When in doubt, offer some yield.
That might as well be Bay Street's mantra for the past five years. In a world with rock bottom yields, and in an investment landscape that lacks income trusts, Canadian retail investors have clamoured for yield of any sort.
Seeing the trend, Husky Energy Inc. opted to sell new preferred shares on Monday, pouncing on a rare chance to raise funds in an ugly energy market. Husky's common shares, by contrast, have fallen to a price last seen half way through 2012, scaring off investors of all stripes.
Asked about the decision to offer the preferreds now, a spokesperson said management saw this as an "opportune time, as the market for preferred shares has been good."
That's an understatement. It had been blazing. Since January, the Canadian banks have sold nearly $5-billion worth of preferred shares as they refinance old issues that no longer meet global rules for capital treatment. Many of these offerings have been upsized after they were initially launched, just as Manulife Financial Corp.'s own deal was increased to $250-million last week.
In order to sell $200-million of new preferred shares, Husky agreed to pay a 4.5 per cent annual coupon to investors. (Scotia Capital and TD Securities and co-led the offering; CIBC World Markets, RBC Dominion Securities and BMO Nesbitt Burns co-led Husky's only other preferred share deal in 2011.) 4.5 per cent may seem cheap considering the risk in the underlying energy market, but Husky is still paying up in order to be able to finance. A portion of the proceeds will be used to repay outstanding bonds that offer investors a 3.75 per cent annual yield and come due in 2015.

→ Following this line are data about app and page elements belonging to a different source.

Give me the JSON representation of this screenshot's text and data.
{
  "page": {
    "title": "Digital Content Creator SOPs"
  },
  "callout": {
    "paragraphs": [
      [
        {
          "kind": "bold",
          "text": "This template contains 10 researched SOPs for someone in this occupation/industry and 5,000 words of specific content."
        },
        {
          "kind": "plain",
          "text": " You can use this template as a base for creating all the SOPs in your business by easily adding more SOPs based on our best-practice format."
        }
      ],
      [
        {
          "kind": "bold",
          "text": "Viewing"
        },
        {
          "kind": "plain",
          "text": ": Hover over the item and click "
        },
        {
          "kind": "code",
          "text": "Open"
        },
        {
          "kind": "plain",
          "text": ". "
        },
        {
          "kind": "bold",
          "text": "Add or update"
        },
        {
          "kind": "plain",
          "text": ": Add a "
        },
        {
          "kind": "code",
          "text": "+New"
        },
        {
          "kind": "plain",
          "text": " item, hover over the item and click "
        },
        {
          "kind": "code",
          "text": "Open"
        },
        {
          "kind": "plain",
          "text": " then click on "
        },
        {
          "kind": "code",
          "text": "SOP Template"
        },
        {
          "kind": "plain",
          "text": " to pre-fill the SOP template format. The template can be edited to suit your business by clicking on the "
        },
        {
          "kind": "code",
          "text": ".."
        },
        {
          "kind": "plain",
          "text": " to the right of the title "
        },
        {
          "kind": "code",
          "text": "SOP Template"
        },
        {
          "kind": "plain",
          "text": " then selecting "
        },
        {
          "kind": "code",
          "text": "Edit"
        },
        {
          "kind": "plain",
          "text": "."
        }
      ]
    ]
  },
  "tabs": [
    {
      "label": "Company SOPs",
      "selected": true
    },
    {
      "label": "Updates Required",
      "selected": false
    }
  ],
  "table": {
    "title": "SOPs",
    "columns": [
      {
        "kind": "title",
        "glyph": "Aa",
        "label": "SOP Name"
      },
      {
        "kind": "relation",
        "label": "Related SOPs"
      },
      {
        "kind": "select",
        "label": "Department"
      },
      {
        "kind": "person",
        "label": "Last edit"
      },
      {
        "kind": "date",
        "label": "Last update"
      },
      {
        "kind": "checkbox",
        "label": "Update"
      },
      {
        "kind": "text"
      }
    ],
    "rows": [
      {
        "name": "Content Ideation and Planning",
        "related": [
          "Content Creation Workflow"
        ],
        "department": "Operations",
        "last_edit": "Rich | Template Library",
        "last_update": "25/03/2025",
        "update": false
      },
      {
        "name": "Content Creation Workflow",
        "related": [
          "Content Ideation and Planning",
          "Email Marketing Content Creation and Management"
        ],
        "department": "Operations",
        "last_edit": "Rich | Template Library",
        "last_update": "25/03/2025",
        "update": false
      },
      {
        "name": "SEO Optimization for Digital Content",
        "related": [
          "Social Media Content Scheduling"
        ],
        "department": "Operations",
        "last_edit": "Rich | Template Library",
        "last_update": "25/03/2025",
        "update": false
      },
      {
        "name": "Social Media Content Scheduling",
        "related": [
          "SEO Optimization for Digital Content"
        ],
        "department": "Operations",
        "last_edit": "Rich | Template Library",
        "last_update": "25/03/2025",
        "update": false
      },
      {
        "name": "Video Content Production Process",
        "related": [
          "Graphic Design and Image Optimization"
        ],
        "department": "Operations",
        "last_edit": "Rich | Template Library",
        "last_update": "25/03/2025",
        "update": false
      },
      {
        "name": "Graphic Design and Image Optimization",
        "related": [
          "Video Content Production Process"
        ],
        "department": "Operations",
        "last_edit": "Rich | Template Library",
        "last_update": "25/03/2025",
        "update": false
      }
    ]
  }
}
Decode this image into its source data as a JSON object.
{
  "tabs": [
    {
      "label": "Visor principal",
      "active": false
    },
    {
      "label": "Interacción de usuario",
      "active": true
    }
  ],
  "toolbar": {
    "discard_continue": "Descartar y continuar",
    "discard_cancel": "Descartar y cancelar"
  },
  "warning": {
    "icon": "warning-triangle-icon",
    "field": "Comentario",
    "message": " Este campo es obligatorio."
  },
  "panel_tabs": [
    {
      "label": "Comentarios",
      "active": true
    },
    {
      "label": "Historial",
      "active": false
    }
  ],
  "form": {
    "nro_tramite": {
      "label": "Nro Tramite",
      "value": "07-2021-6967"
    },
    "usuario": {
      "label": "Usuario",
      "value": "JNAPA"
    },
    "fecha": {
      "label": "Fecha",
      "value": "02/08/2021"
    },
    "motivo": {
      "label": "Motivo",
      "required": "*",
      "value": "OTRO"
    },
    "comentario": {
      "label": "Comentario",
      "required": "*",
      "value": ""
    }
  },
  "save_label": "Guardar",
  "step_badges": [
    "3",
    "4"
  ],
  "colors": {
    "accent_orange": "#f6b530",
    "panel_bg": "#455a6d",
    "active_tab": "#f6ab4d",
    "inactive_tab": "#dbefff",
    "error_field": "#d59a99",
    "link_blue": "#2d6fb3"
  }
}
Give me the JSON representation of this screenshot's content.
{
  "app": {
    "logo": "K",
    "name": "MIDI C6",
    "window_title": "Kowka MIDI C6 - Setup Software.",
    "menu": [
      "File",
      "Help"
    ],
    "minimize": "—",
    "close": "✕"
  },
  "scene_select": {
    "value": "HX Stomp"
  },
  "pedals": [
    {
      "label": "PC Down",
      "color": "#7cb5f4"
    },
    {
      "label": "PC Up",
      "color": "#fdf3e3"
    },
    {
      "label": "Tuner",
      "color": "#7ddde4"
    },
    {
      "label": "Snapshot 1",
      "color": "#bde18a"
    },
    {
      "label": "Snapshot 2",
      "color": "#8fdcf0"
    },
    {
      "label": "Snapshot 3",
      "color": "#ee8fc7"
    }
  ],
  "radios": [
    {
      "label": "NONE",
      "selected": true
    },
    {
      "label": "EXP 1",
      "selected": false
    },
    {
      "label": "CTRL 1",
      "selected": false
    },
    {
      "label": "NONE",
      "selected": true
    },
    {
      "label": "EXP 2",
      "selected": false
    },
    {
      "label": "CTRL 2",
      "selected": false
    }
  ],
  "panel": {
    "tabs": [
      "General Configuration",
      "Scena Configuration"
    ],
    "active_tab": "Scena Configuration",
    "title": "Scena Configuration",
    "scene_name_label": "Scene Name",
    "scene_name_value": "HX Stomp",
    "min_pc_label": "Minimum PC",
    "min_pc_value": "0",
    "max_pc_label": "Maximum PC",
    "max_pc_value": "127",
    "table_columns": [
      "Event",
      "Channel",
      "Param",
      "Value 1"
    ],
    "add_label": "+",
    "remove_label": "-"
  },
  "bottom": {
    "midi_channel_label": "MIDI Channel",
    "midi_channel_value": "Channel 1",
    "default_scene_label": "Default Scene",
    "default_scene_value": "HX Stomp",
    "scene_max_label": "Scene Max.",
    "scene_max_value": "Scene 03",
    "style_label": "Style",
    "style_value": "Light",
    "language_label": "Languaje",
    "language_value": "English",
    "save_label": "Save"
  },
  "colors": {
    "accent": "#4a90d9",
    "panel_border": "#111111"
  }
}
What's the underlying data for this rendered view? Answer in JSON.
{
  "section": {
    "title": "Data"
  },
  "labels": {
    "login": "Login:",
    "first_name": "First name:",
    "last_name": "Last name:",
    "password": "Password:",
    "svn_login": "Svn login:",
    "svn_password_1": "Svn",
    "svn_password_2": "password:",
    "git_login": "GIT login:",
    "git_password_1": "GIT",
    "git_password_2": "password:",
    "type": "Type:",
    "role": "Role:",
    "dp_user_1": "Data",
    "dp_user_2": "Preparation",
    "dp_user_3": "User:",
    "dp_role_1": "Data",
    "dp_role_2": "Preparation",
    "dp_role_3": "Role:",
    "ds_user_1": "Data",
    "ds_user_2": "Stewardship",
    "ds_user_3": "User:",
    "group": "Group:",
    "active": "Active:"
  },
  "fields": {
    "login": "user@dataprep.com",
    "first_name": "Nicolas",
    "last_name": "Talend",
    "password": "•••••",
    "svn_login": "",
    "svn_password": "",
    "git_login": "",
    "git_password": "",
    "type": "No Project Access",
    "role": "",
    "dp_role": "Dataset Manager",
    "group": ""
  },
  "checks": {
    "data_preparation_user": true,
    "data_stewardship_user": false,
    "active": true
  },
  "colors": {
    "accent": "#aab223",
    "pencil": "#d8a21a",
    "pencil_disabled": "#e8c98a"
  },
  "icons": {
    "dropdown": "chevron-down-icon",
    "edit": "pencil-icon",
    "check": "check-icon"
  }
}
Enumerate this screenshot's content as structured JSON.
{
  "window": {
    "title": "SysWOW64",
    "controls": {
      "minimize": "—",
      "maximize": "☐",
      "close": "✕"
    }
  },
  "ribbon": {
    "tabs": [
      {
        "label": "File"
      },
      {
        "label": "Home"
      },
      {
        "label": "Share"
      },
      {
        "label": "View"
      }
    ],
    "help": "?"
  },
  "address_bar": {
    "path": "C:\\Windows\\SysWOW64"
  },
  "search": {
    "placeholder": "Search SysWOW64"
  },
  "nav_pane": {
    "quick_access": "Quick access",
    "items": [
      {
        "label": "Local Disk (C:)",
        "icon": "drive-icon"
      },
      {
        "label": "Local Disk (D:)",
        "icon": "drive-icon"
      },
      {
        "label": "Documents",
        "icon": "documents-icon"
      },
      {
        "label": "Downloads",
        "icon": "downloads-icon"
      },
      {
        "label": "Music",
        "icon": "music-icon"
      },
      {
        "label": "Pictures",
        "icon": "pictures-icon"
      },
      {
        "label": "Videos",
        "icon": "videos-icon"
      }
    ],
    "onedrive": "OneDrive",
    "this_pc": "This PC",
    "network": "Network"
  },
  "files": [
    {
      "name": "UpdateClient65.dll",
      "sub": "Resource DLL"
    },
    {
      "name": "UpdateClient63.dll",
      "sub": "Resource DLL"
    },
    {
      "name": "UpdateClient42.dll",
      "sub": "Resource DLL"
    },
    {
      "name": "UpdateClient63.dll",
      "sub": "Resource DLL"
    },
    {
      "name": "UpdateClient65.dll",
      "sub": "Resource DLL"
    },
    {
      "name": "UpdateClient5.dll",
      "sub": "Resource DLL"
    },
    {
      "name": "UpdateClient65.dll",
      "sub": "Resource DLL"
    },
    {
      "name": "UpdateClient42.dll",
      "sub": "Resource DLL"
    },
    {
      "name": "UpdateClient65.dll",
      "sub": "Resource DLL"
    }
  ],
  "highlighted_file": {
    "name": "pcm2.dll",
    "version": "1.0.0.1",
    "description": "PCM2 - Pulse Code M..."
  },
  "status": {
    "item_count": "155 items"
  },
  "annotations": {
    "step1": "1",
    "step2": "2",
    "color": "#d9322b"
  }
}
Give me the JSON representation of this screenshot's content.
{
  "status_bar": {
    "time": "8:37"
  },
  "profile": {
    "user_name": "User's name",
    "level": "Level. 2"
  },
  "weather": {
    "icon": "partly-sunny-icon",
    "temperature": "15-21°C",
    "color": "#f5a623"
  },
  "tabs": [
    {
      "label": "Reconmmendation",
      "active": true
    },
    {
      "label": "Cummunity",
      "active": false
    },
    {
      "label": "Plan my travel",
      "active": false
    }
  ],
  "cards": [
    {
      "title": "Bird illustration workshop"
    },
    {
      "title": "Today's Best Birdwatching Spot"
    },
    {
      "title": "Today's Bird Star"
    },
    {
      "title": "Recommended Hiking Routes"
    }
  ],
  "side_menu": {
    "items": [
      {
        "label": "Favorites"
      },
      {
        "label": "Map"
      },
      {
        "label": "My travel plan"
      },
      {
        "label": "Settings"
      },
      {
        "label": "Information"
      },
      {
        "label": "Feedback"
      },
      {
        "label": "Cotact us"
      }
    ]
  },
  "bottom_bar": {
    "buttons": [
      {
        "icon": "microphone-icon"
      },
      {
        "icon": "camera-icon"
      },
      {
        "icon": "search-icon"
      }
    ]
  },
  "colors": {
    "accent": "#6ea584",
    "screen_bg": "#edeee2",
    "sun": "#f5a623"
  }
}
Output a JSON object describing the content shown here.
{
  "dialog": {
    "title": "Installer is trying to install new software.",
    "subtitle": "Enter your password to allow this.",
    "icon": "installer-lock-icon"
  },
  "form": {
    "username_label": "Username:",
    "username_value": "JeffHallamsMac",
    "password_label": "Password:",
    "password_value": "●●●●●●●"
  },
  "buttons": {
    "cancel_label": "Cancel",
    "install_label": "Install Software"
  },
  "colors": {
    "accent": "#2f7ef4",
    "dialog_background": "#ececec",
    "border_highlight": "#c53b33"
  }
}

The deal is Husky's second financing this year. The first was a $750-million (U.S.) debt deal issued out of the U.S.